I like how you said “Instagram artist” because that’s a new category of “artistry” I never thought would exist. How do you think social media has impacted the art world?
I think it’s a positive thing. I’m all for Instagram and social media because I wouldn’t be around without it. You have to visualize it as branding —the way you’re viewed on the internet is how you’re going to get opportunities. It’s like you’re doing your own gallery on the internet. That’s how I think about it.
Have you experienced any challenges being a woman in the art world or has it been smooth sailing so far?
It’s actually been pretty good, but like a month ago someone told me something that really offended me. They said “You make really good art, if you want to sell out just post a selfie of yourself to make it easier to sell stuff.” Saying I should post a selfie next to my art to value it was really frustrating and I was really offended. Don’t tell me my stuff isn’t good or that I can’t sell my stuff without a selfie. Do not objectify me. I’m as talented as a man, I’m as talented as anyone.
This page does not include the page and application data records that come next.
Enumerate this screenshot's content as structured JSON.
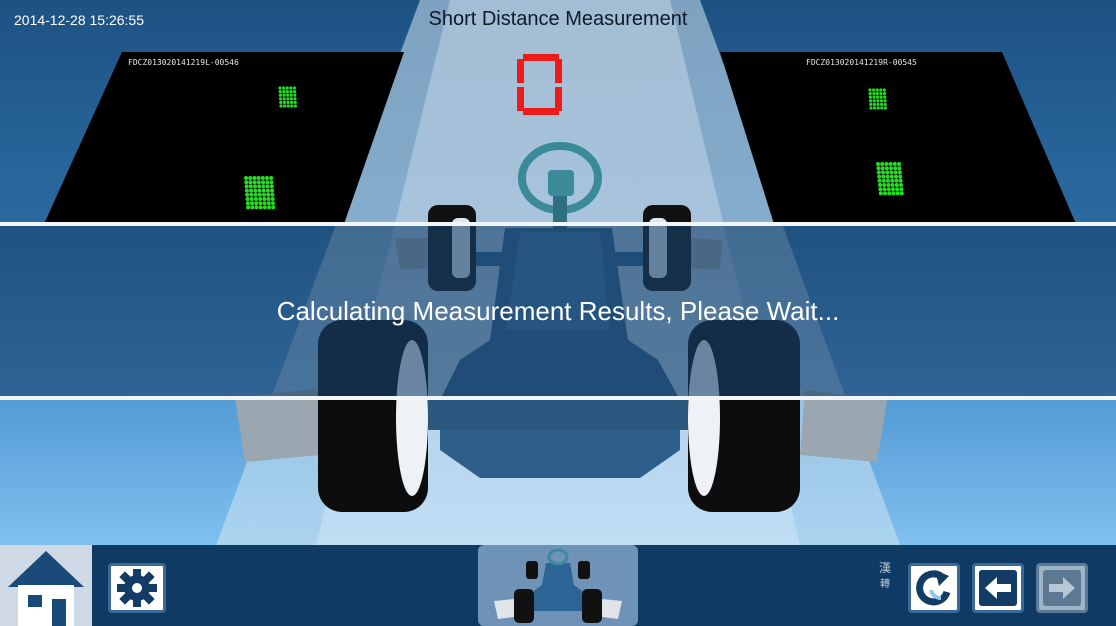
{
  "header": {
    "datetime": "2014-12-28 15:26:55",
    "title": "Short Distance Measurement"
  },
  "countdown": {
    "digit": "0",
    "color": "#ee1b1b"
  },
  "cameras": {
    "left": {
      "serial": "FDCZ013020141219L-00546"
    },
    "right": {
      "serial": "FDCZ013020141219R-00545"
    }
  },
  "target_dot_color": "#22dd22",
  "status": {
    "message": "Calculating Measurement Results, Please Wait..."
  },
  "toolbar": {
    "lang_chars": [
      "漢",
      "轉"
    ],
    "icons": {
      "home": "home-icon",
      "settings": "gear-icon",
      "thumbnail": "vehicle-thumbnail",
      "refresh": "refresh-icon",
      "back": "arrow-left-icon",
      "next": "arrow-right-icon"
    }
  },
  "colors": {
    "accent": "#0e3a63",
    "overlay": "#18426c",
    "digit_red": "#ee1b1b"
  }
}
I’m a person.
I always like to ask different creatives their opinion on Chicago’s art scene. What do you think of it versus other major cities?
I’ve been here my whole life, and I’ve been here for so long. There are good opportunities but I gotta meet other people and then I can come back. You can’t make new opportunities if you’re not reaching out to other people. There are so many events everyday in New york and LA and it depends on what you do and once you hit your goals somewhere. I want to be in a museum! That’s my ultimate goal. Whether it’s LA or Chicago or New York I need to make it to a museum because brown people aren’t meant to be in museums. I love it here, but it doesn’t really make a difference to me where I am I just need to be inspired by different places and people.
What’s next for you and your work?
Me and my best friend are launching an online magazine soon and an print issue too. I’m also coming out with a zine called Mexicana and I’ve been trying to get that finished—it’ll have most of my photo work that I showed at my Soho House show with Juggernaut. It was awesome but not everyone got to see my work and with the zine you’ll be able to see it all. I did an interview with my cousin who just got out of prison—that’s what I’m really most excited about lately— that focused more looking at how the [justice] system is meant to dehumanize quote unquote criminals—and how we all have a story to tell.